Skyler Wonnacott, the director of communications for the California bill’s sponsor Assemblyman Jim Cooper, offered a similar argument. “California is leading the fight … It’s got to start somewhere,” Wonnacott says. “Just because you can drive into Nevada and buy a phone or download software doesn’t mean there isn’t an issue and these phones aren’t used in crimes.”
Congress has yet to introduce legislation to limit full-disk encryption in smartphones, despite several congressional hearings over the last year in which officials, including FBI Director James Comey and New York District Attorney Cyrus Vance, warned of the dangers of allowing criminals access to devices with data they couldn’t decrypt. (Vance said at the time that New York police had been stymied by smartphone encryption 74 times in the nine months before the hearing, out of roughly 100,000 cases it deals with in a year.) A spokesperson in Vance’s office writes to Wired that the DA’s office pushed for state legislation, and still hopes to find a compromise with device makers. “When Apple and Google announced the switch to full-disk encryption…with no regard for the effect it would have on local law enforcement and domestic crime victims, they left us with no choice but to seek legislative solutions at all levels, state and federal,” writes the district attorney’s director of communications Joan Vollero. “If the companies have a solution, we encourage them to engage in a productive dialogue.”

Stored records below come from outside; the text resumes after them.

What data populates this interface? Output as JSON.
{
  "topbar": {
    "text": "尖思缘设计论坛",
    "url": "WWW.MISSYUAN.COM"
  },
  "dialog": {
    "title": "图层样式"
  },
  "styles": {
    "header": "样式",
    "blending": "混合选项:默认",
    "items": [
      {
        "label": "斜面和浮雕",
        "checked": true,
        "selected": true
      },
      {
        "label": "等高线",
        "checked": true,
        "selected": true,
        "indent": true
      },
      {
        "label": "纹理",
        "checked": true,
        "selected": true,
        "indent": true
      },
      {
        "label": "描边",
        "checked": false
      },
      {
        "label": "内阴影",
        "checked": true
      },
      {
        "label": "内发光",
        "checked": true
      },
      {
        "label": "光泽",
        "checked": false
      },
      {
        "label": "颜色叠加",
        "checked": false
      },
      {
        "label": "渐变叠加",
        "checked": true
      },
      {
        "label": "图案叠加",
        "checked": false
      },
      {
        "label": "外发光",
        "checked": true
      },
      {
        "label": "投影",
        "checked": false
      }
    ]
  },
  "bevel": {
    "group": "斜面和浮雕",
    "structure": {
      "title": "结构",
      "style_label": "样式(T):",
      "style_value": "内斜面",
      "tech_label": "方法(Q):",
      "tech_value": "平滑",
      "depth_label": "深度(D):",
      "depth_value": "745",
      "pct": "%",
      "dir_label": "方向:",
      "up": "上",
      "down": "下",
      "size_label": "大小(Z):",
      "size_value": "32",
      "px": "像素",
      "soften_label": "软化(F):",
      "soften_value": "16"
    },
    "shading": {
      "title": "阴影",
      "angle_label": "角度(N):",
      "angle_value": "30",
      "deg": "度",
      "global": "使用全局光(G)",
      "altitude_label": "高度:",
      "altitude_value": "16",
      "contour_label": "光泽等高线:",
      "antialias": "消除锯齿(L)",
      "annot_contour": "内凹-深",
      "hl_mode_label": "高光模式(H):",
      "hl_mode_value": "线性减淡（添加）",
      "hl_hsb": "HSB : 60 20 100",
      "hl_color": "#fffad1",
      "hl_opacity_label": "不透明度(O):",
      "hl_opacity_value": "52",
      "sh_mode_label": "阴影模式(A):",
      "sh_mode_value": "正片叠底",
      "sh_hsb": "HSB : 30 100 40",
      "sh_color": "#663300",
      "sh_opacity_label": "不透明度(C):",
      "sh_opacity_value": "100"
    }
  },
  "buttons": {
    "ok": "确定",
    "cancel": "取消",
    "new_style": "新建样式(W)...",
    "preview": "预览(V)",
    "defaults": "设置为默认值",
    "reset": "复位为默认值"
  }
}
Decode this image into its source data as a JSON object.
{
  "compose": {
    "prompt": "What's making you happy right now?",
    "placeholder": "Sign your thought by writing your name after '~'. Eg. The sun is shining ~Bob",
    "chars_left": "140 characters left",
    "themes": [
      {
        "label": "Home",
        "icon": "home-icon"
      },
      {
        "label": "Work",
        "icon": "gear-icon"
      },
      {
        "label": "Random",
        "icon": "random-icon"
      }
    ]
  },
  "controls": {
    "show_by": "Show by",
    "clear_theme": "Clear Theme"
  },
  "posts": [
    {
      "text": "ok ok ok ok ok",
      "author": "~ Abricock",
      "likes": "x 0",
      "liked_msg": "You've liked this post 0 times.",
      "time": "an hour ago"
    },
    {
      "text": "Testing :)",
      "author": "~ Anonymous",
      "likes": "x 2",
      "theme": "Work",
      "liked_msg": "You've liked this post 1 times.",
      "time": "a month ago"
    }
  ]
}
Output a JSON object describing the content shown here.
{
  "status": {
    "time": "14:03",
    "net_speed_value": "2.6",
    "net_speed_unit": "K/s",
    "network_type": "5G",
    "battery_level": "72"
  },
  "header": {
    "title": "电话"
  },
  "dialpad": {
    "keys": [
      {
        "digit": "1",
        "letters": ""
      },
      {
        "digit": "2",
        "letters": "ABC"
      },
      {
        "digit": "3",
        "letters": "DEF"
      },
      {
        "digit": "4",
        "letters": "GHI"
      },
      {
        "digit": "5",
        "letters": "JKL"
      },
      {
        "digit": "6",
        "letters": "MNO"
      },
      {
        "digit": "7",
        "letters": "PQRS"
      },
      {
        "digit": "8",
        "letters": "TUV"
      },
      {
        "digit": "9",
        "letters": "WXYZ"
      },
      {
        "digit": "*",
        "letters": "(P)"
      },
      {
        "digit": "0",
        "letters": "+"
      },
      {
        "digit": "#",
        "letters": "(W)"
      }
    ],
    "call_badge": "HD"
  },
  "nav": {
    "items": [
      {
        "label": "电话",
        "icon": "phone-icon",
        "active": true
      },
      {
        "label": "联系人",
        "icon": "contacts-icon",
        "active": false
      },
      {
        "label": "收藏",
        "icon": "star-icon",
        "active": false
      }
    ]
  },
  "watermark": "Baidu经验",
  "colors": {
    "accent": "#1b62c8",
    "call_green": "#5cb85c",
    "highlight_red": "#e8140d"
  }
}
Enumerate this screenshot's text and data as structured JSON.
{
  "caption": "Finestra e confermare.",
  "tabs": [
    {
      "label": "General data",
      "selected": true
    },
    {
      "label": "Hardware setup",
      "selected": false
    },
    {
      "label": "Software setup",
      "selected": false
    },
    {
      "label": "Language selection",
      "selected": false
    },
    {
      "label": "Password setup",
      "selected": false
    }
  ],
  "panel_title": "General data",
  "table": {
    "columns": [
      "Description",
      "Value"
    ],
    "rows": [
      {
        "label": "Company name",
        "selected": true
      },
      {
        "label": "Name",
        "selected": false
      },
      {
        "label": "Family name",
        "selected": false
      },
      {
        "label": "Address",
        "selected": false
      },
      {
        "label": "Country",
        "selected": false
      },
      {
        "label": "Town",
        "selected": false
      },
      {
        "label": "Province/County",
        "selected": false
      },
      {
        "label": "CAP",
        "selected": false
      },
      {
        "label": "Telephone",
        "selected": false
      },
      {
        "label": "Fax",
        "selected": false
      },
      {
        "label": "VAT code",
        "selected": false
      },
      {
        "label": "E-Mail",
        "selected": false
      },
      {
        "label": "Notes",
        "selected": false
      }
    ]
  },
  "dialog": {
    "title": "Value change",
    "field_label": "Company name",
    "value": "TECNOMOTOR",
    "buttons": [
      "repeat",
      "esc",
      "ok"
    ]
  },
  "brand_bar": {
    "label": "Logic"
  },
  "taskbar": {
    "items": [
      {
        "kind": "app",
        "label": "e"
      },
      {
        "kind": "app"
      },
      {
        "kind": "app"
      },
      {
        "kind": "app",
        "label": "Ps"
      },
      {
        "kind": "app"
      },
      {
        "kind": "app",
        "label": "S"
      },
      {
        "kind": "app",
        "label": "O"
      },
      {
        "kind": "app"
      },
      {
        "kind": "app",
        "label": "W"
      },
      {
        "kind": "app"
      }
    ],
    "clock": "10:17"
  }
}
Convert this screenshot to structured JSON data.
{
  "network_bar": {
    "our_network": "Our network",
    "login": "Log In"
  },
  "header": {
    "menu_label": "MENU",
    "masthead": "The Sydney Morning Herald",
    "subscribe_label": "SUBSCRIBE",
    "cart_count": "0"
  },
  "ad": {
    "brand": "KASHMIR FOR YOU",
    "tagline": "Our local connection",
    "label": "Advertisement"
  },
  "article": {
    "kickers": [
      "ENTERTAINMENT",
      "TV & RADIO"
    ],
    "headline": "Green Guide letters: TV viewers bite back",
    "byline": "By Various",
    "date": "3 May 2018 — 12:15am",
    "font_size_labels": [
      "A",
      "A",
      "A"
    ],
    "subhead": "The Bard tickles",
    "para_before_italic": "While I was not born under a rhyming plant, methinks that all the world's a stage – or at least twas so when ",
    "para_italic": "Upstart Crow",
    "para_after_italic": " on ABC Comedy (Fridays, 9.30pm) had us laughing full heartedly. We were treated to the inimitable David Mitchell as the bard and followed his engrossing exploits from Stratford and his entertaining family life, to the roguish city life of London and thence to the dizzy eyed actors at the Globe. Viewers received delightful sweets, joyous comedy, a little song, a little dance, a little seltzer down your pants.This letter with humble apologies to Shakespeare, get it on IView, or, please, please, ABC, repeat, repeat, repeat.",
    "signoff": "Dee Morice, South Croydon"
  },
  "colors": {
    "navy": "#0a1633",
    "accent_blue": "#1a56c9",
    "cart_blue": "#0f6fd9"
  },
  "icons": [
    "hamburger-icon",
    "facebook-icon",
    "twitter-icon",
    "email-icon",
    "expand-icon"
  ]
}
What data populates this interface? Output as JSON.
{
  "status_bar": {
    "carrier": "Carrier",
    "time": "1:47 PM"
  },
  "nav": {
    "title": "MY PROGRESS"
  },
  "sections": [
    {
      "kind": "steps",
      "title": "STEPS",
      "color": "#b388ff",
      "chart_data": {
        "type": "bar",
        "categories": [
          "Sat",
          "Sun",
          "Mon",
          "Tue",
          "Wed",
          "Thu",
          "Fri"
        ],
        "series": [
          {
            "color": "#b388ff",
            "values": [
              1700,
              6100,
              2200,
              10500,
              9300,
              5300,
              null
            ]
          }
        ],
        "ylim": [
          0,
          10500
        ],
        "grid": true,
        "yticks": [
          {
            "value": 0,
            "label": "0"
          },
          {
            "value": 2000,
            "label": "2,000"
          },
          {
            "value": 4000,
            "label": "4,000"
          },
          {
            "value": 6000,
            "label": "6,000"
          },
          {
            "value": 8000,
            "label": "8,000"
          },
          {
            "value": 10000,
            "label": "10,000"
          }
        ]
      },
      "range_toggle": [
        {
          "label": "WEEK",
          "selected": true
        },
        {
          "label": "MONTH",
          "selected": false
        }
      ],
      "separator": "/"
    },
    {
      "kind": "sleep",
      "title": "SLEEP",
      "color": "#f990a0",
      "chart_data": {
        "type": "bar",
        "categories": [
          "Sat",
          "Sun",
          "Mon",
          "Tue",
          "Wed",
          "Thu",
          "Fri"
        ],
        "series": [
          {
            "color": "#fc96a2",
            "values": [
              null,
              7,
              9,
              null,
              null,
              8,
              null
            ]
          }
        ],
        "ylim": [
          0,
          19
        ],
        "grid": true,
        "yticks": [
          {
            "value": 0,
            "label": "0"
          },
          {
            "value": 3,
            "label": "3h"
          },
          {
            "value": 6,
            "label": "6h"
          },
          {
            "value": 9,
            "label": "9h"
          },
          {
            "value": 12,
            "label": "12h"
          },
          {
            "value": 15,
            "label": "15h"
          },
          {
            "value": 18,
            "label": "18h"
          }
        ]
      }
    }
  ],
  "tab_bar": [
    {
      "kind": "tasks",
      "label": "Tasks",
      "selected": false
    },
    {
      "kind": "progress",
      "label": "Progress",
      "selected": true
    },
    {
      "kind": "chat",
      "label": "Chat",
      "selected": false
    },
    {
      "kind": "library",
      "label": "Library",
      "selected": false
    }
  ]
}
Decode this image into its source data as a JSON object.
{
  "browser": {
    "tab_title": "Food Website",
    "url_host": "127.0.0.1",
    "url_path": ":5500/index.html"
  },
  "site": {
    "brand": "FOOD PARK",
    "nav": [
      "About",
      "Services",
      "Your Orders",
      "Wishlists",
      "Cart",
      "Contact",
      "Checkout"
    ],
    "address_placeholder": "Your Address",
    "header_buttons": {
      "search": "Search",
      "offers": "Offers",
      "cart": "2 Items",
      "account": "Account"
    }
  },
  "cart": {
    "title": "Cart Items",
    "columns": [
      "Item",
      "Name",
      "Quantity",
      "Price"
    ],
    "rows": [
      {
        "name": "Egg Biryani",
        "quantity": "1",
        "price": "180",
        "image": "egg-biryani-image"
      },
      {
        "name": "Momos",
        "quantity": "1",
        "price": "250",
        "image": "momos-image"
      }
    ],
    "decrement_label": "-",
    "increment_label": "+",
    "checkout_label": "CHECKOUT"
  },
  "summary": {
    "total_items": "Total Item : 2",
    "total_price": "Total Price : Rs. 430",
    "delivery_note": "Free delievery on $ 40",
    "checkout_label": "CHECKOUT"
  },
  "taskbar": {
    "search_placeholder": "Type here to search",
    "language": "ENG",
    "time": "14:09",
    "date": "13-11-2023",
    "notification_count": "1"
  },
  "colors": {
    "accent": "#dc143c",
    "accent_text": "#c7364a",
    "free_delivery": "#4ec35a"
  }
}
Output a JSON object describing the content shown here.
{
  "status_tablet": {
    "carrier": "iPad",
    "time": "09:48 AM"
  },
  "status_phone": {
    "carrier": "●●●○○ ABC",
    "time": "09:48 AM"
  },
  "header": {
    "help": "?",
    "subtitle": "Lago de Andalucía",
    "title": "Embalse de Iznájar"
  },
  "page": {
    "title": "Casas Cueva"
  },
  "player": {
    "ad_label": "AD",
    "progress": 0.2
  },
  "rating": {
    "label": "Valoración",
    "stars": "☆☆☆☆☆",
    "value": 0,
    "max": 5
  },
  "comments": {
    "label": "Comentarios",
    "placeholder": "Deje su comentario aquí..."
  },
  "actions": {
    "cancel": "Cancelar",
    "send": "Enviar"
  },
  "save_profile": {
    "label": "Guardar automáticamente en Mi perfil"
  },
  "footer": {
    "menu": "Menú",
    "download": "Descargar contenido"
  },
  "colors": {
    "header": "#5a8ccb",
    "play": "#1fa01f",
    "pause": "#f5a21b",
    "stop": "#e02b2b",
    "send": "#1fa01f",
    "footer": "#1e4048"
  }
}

But even if state laws do put pressure on Apple and Google to cave on encryption, they may do so unconstitutionally, says Andrew Crocker, an attorney with the Electronic Frontier Foundation. He says statewide smartphone encryption bans may fall under the “dormant Commerce Clause,” which gives the exclusive right to regulate commerce between states to the federal government. “States don’t have unlimited power to enact regulations to burden interstate commerce,” says Crocker. “If I’m Apple, this seems like a huge burden on my business.”
Congress, on the other hand, would have the power to ban default full-disk encryption in smartphones—though they’d do so against the advice of nearly every technical expert in the field of cryptography. In July of last year, for instance, 15 renowned cryptographers published a paper cautioning against any deliberate weakening of encryption for the sake of law enforcement. “New law enforcement requirements are likely to introduce unanticipated, hard to detect security flaws,” the paper reads. “The prospect of globally deployed exceptional access systems raises difficult problems about how such an environment would be governed and how to ensure that such systems would respect human rights and the rule of law.”
And Crocker reiterates that state-level bills wouldn’t be just problematic or risky, but “wildly ineffective,” as those who want encryption will easily get it from out of state—in either software or hardware form. The technologically savvy will use it to defeat police surveillance or to protect their phone from hackers and thieves, while the average smartphone user’s data will be left more vulnerable. “The ones who will actually be impacted are the less sophisticated people who don’t know how to get this protection,” says Crocker. “You’re looking at a cost that falls on innocent people, not criminals or terrorists.”
Also in Wired: